# Work order
Below are records to reproduce in full; copy them exactly but keep the pictures out.

[Dataset rows for apps and sites]
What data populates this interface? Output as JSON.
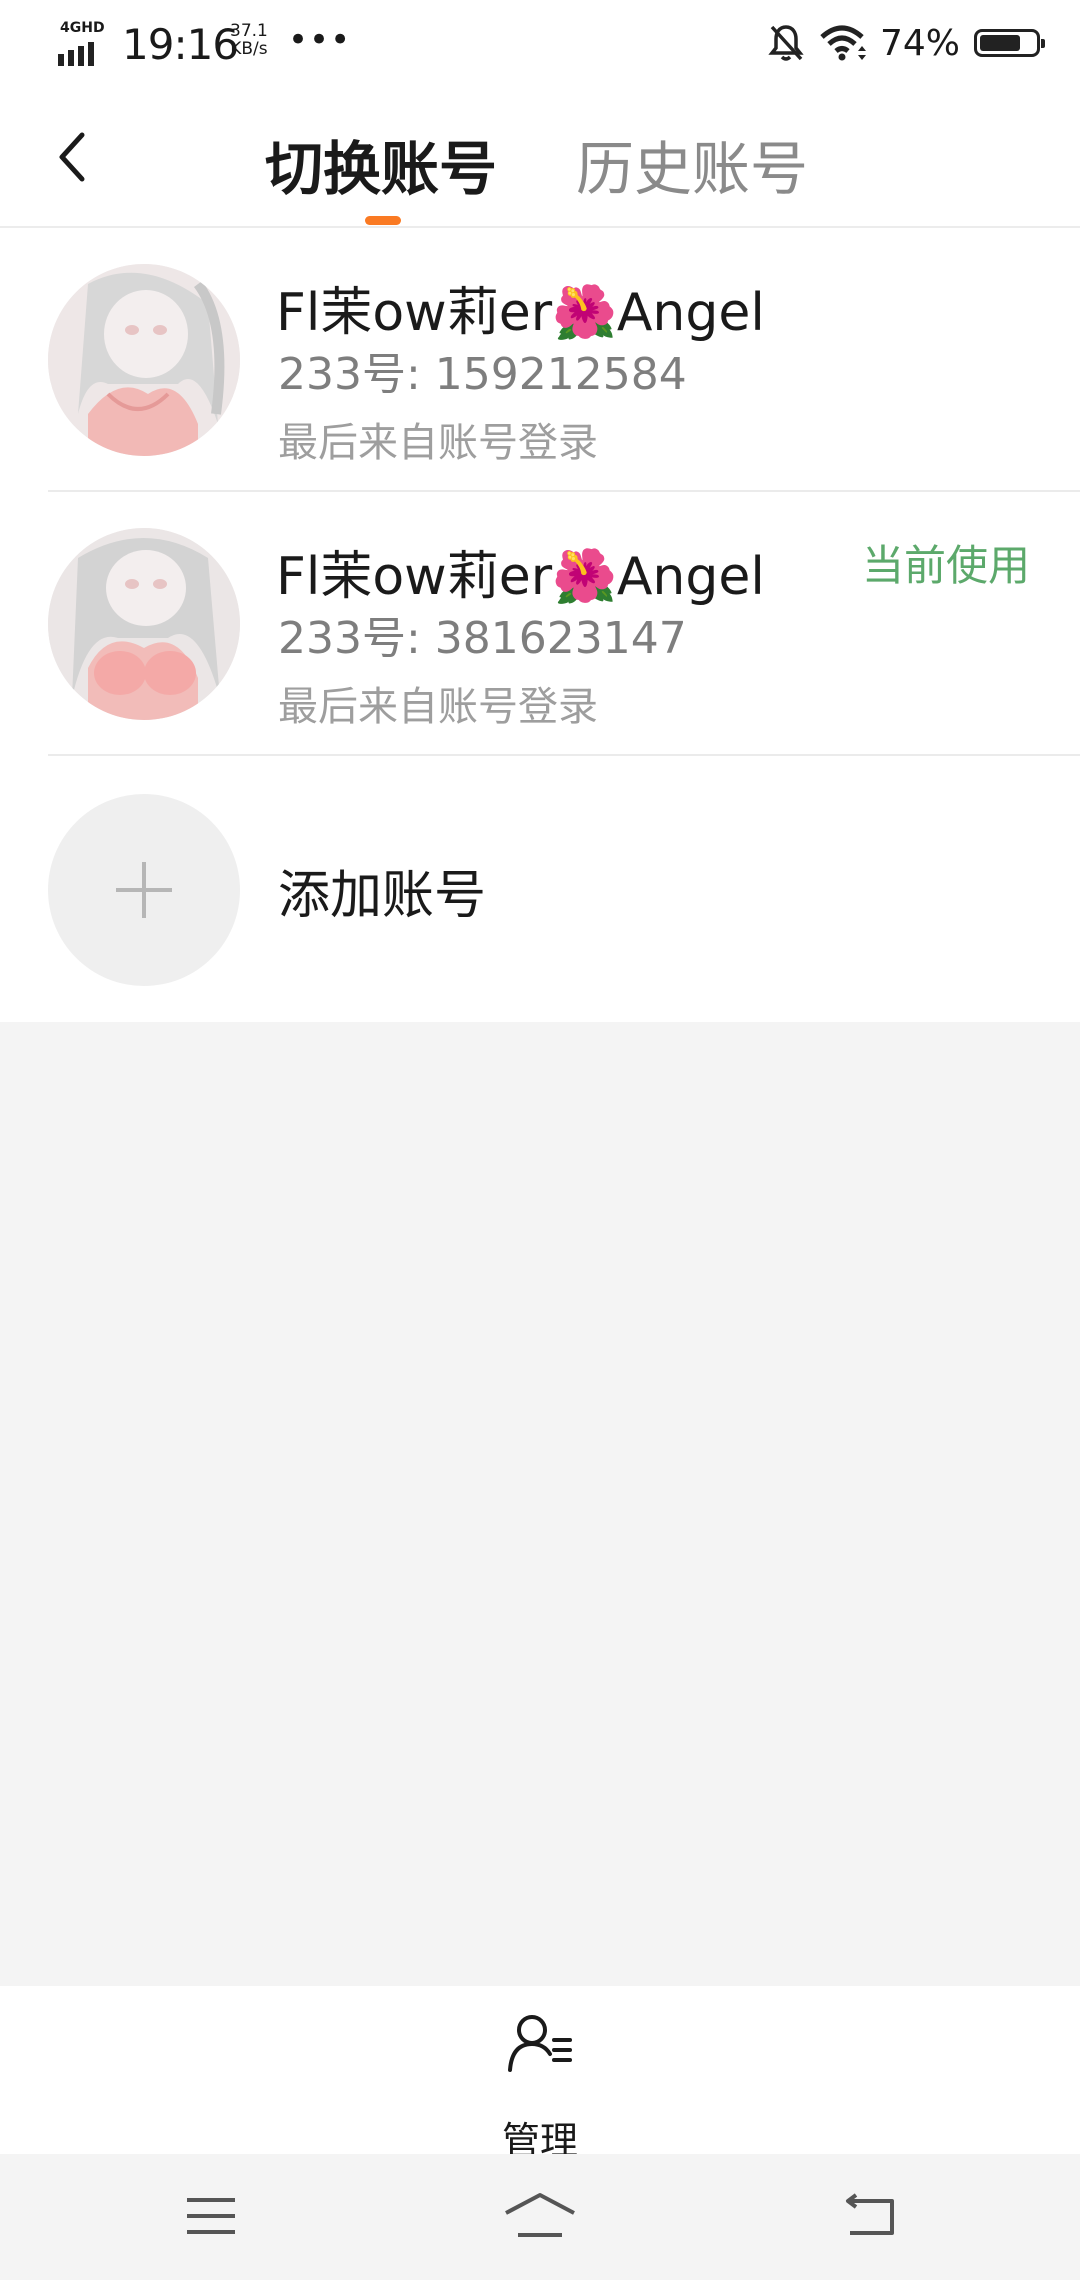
{
  "status_bar": {
    "network": "4GHD",
    "time": "19:16",
    "speed_value": "37.1",
    "speed_unit": "KB/s",
    "more": "•••",
    "battery_percent": "74%",
    "battery_level": 0.74,
    "icons": [
      "signal-icon",
      "mute-bell-icon",
      "wifi-icon",
      "battery-icon"
    ]
  },
  "header": {
    "back_icon": "chevron-left-icon",
    "tabs": [
      {
        "label": "切换账号",
        "active": true
      },
      {
        "label": "历史账号",
        "active": false
      }
    ],
    "accent_color": "#fa7a23"
  },
  "accounts": [
    {
      "name": "Fl茉ow莉er🌺Angel",
      "id_line": "233号: 159212584",
      "login_source": "最后来自账号登录",
      "current": false
    },
    {
      "name": "Fl茉ow莉er🌺Angel",
      "id_line": "233号: 381623147",
      "login_source": "最后来自账号登录",
      "current": true,
      "current_label": "当前使用"
    }
  ],
  "add_account": {
    "label": "添加账号",
    "icon": "plus-icon"
  },
  "bottom_bar": {
    "manage_label": "管理",
    "icon": "user-manage-icon"
  },
  "nav_bar": {
    "icons": [
      "menu-icon",
      "home-icon",
      "back-nav-icon"
    ]
  },
  "colors": {
    "current_green": "#5ca96b",
    "background": "#f4f4f4"
  }
}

# Response to the exercise
What data populates this interface? Output as JSON.
{
  "status_bar": {
    "network": "4GHD",
    "time": "19:16",
    "speed_value": "37.1",
    "speed_unit": "KB/s",
    "more": "•••",
    "battery_percent": "74%",
    "battery_level": 0.74,
    "icons": [
      "signal-icon",
      "mute-bell-icon",
      "wifi-icon",
      "battery-icon"
    ]
  },
  "header": {
    "back_icon": "chevron-left-icon",
    "tabs": [
      {
        "label": "切换账号",
        "active": true
      },
      {
        "label": "历史账号",
        "active": false
      }
    ],
    "accent_color": "#fa7a23"
  },
  "accounts": [
    {
      "name": "Fl茉ow莉er🌺Angel",
      "id_line": "233号: 159212584",
      "login_source": "最后来自账号登录",
      "current": false
    },
    {
      "name": "Fl茉ow莉er🌺Angel",
      "id_line": "233号: 381623147",
      "login_source": "最后来自账号登录",
      "current": true,
      "current_label": "当前使用"
    }
  ],
  "add_account": {
    "label": "添加账号",
    "icon": "plus-icon"
  },
  "bottom_bar": {
    "manage_label": "管理",
    "icon": "user-manage-icon"
  },
  "nav_bar": {
    "icons": [
      "menu-icon",
      "home-icon",
      "back-nav-icon"
    ]
  },
  "colors": {
    "current_green": "#5ca96b",
    "background": "#f4f4f4"
  }
}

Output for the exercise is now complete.